Like we mentioned in a previous blog, coronavirus has forever changed the way we work and how we regard safety in the workplace.
If you’re considering bringing your employees back to the office, you need to ensure that you’re doing everything you can to keep them healthy and safe. The Occupational Safety and Health Administration (OSHA) released some guidelines for returning to work. Below are some of our key takeaways.
Perform a Hazard Assessment
Prior to employees returning to the office, perform a hazard assessment. Depending on the size of your company, this may take one person or a whole team of people. According to OSHA, one way to implement this is to “assess all job tasks performed by or job categories held by employees to determine which job tasks or job categories involve occupational exposure.” You will also want to consider outbreak conditions and the status of your local community.
Provide Adequate Sick Time or Paid Time Off
Time off is something else that looks drastically different post-COVID. If an employee contracts COVID, they will need at least 10-14 days of self isolation. They need to have enough sick and paid time off to cover their quarantine period. Also, it’s recommended that you allow them paid time off to receive and recover from their vaccination.
Social distancing is something that the CDC and medical professionals all over the world recommend that people practice in order to limit their chance of getting sick.

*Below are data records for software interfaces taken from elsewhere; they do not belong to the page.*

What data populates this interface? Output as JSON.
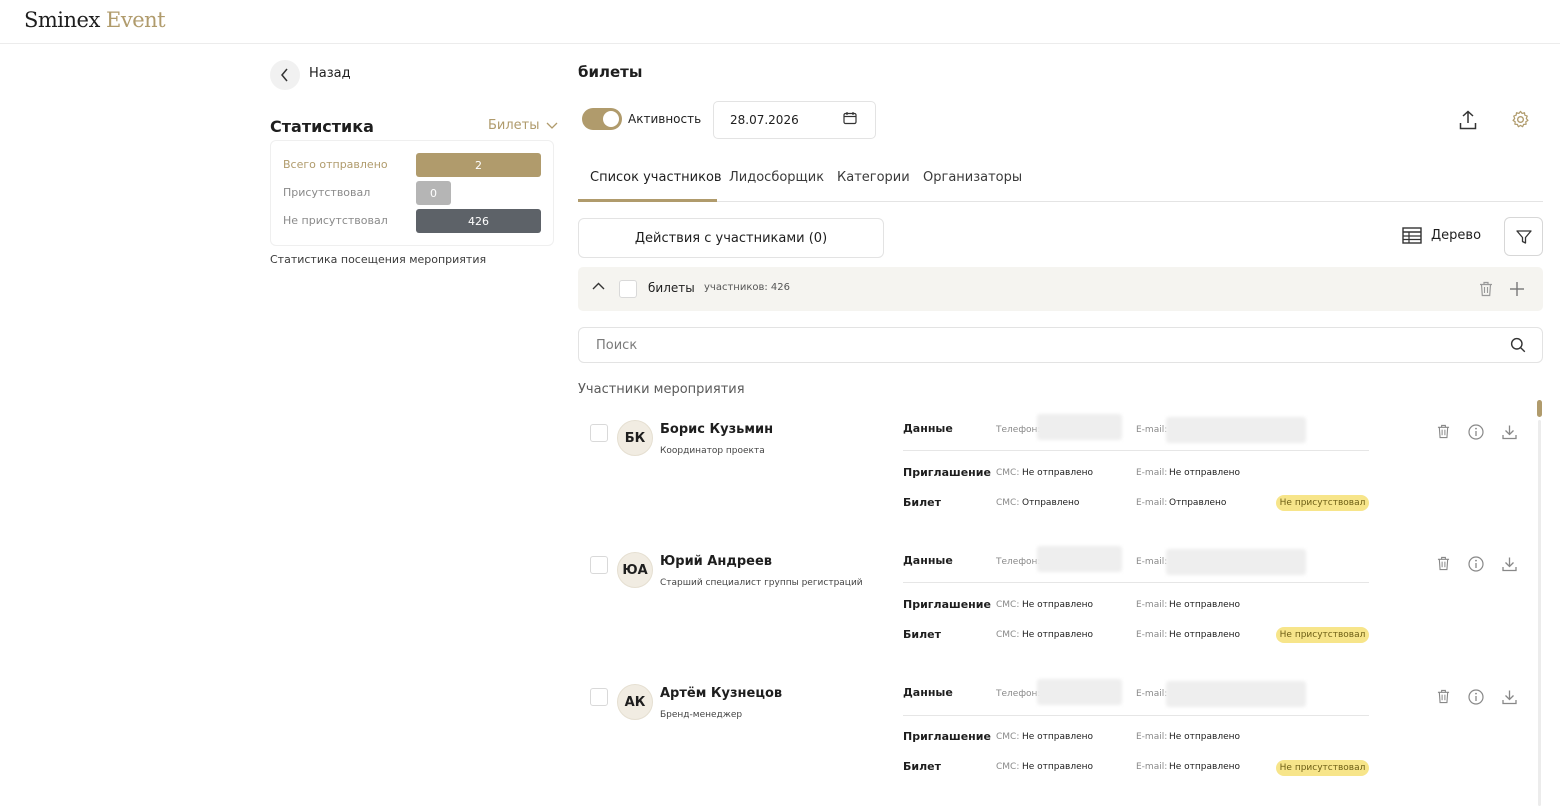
{
  "app": {
    "logo_main": "Sminex",
    "logo_accent": "Event"
  },
  "nav": {
    "back_label": "Назад"
  },
  "stats": {
    "title": "Статистика",
    "select_value": "Билеты",
    "rows": [
      {
        "label": "Всего отправлено",
        "value": "2",
        "color": "#b09b6c"
      },
      {
        "label": "Присутствовал",
        "value": "0",
        "color": "#b5b5b5"
      },
      {
        "label": "Не присутствовал",
        "value": "426",
        "color": "#5d6268"
      }
    ],
    "note": "Статистика посещения мероприятия"
  },
  "main": {
    "title": "билеты",
    "activity_label": "Активность",
    "date_value": "28.07.2026",
    "tabs": [
      {
        "label": "Список участников"
      },
      {
        "label": "Лидосборщик"
      },
      {
        "label": "Категории"
      },
      {
        "label": "Организаторы"
      }
    ],
    "actions_label": "Действия с участниками (0)",
    "tree_label": "Дерево",
    "group": {
      "name": "билеты",
      "count": "участников: 426"
    },
    "search_placeholder": "Поиск",
    "participants_title": "Участники мероприятия"
  },
  "labels": {
    "data": "Данные",
    "invitation": "Приглашение",
    "ticket": "Билет",
    "phone_key": "Телефон:",
    "email_key": "E-mail:",
    "sms_key": "СМС:"
  },
  "participants": [
    {
      "initials": "БК",
      "name": "Борис Кузьмин",
      "role": "Координатор проекта",
      "invite_sms": "Не отправлено",
      "invite_email": "Не отправлено",
      "ticket_sms": "Отправлено",
      "ticket_email": "Отправлено",
      "status": "Не присутствовал"
    },
    {
      "initials": "ЮА",
      "name": "Юрий Андреев",
      "role": "Старший специалист группы регистраций",
      "invite_sms": "Не отправлено",
      "invite_email": "Не отправлено",
      "ticket_sms": "Не отправлено",
      "ticket_email": "Не отправлено",
      "status": "Не присутствовал"
    },
    {
      "initials": "АК",
      "name": "Артём Кузнецов",
      "role": "Бренд-менеджер",
      "invite_sms": "Не отправлено",
      "invite_email": "Не отправлено",
      "ticket_sms": "Не отправлено",
      "ticket_email": "Не отправлено",
      "status": "Не присутствовал"
    }
  ],
  "colors": {
    "accent": "#b09b6c",
    "badge": "#f7e58a",
    "dark_bar": "#5d6268"
  }
}
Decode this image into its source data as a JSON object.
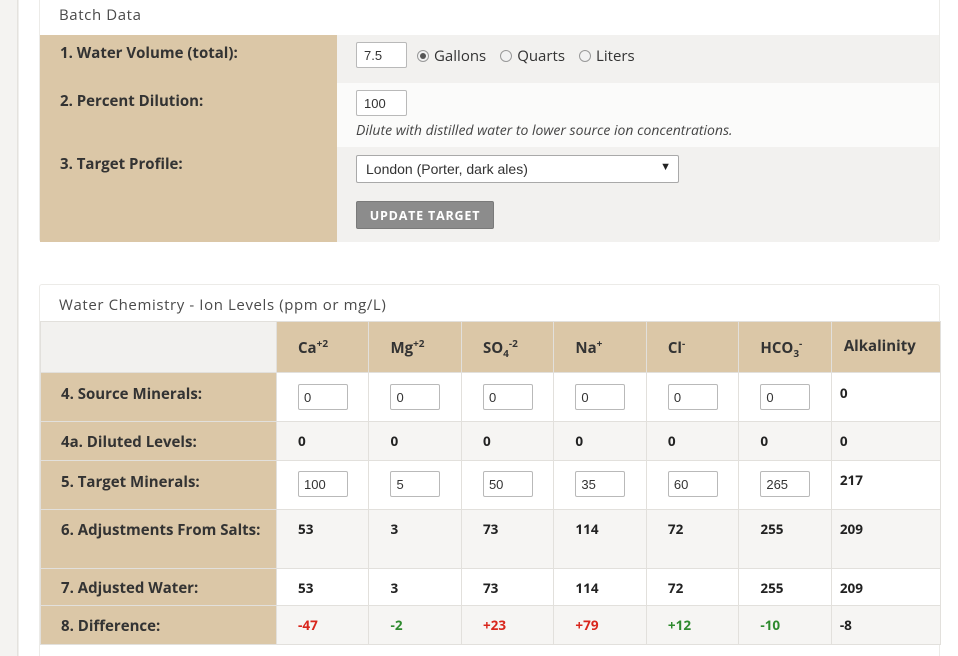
{
  "batch": {
    "title": "Batch Data",
    "rows": {
      "volume_label": "1. Water Volume (total):",
      "volume_value": "7.5",
      "units": [
        "Gallons",
        "Quarts",
        "Liters"
      ],
      "selected_unit": "Gallons",
      "dilution_label": "2. Percent Dilution:",
      "dilution_value": "100",
      "dilution_hint": "Dilute with distilled water to lower source ion concentrations.",
      "profile_label": "3. Target Profile:",
      "profile_value": "London (Porter, dark ales)",
      "update_button": "UPDATE TARGET"
    }
  },
  "chem": {
    "title": "Water Chemistry - Ion Levels (ppm or mg/L)",
    "headers": [
      {
        "base": "Ca",
        "sup": "+2",
        "sub": ""
      },
      {
        "base": "Mg",
        "sup": "+2",
        "sub": ""
      },
      {
        "base": "SO",
        "sup": "-2",
        "sub": "4"
      },
      {
        "base": "Na",
        "sup": "+",
        "sub": ""
      },
      {
        "base": "Cl",
        "sup": "-",
        "sub": ""
      },
      {
        "base": "HCO",
        "sup": "-",
        "sub": "3"
      },
      {
        "base": "Alkalinity",
        "sup": "",
        "sub": ""
      }
    ],
    "rows": [
      {
        "label": "4. Source Minerals:",
        "type": "input",
        "values": [
          "0",
          "0",
          "0",
          "0",
          "0",
          "0"
        ],
        "alkalinity": "0"
      },
      {
        "label": "4a. Diluted Levels:",
        "type": "text",
        "values": [
          "0",
          "0",
          "0",
          "0",
          "0",
          "0"
        ],
        "alkalinity": "0"
      },
      {
        "label": "5. Target Minerals:",
        "type": "input",
        "values": [
          "100",
          "5",
          "50",
          "35",
          "60",
          "265"
        ],
        "alkalinity": "217"
      },
      {
        "label": "6. Adjustments From Salts:",
        "type": "text",
        "values": [
          "53",
          "3",
          "73",
          "114",
          "72",
          "255"
        ],
        "alkalinity": "209"
      },
      {
        "label": "7. Adjusted Water:",
        "type": "text",
        "values": [
          "53",
          "3",
          "73",
          "114",
          "72",
          "255"
        ],
        "alkalinity": "209"
      },
      {
        "label": "8. Difference:",
        "type": "diff",
        "values": [
          "-47",
          "-2",
          "+23",
          "+79",
          "+12",
          "-10"
        ],
        "alkalinity": "-8"
      }
    ],
    "diff_colors": [
      "red",
      "green",
      "red",
      "red",
      "green",
      "green",
      "black"
    ]
  },
  "colors": {
    "label_bg": "#dbc7a7",
    "button_bg": "#8c8c8c",
    "negative": "#d9261c",
    "positive": "#2e8a2e"
  }
}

If you own a brick and mortar store, you might want to consider limiting your business occupancy to allow for adequate distancing between employees and customers. For traditional office spaces, make sure your employees have safe space between one another. This will not only help keep your employees from falling ill with coronavirus, but it will also make them feel more protected and sure about being in the office.
Provide Masks, Hand Sanitizer, Gloves Etc.
Especially if you run a consumer-facing business, it’s important to have proper protection for your employees. Keep hand sanitizer at designated spaces around your office or business. Provide plastic gloves and masks. For common lunch areas, provide paper towels, plates, plastic cups, forks and knives so to prevent cross contamination with dishes. You may be calculating the cost of these items in your head right now, but we promise you that the benefits of keeping your employees safe will heavily outweigh the costs.
These are just four of several guidelines you should consider before bringing your employees back to work. Visit OSHA’s website for more information.